DIRECTIONS -> An exact retyping of every record is required.

INFORMATION ->

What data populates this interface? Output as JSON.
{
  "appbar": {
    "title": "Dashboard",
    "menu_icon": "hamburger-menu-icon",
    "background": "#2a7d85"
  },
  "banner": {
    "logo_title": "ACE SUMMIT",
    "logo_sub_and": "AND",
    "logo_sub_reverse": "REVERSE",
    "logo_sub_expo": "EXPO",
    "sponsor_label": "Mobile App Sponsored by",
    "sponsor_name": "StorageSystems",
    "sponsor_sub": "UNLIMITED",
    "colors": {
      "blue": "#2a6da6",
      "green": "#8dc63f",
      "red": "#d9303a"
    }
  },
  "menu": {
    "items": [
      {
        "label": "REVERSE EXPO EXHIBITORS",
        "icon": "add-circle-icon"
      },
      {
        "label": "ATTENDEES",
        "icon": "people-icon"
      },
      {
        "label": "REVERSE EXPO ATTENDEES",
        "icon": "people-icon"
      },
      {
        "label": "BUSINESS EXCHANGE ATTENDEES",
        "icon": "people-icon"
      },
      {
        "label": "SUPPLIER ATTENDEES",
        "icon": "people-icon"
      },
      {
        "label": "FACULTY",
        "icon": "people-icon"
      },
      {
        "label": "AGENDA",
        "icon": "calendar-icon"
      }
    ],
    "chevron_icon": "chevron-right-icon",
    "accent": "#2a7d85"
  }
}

REPLY ->
What data populates this interface? Output as JSON.
{
  "appbar": {
    "title": "Dashboard",
    "menu_icon": "hamburger-menu-icon",
    "background": "#2a7d85"
  },
  "banner": {
    "logo_title": "ACE SUMMIT",
    "logo_sub_and": "AND",
    "logo_sub_reverse": "REVERSE",
    "logo_sub_expo": "EXPO",
    "sponsor_label": "Mobile App Sponsored by",
    "sponsor_name": "StorageSystems",
    "sponsor_sub": "UNLIMITED",
    "colors": {
      "blue": "#2a6da6",
      "green": "#8dc63f",
      "red": "#d9303a"
    }
  },
  "menu": {
    "items": [
      {
        "label": "REVERSE EXPO EXHIBITORS",
        "icon": "add-circle-icon"
      },
      {
        "label": "ATTENDEES",
        "icon": "people-icon"
      },
      {
        "label": "REVERSE EXPO ATTENDEES",
        "icon": "people-icon"
      },
      {
        "label": "BUSINESS EXCHANGE ATTENDEES",
        "icon": "people-icon"
      },
      {
        "label": "SUPPLIER ATTENDEES",
        "icon": "people-icon"
      },
      {
        "label": "FACULTY",
        "icon": "people-icon"
      },
      {
        "label": "AGENDA",
        "icon": "calendar-icon"
      }
    ],
    "chevron_icon": "chevron-right-icon",
    "accent": "#2a7d85"
  }
}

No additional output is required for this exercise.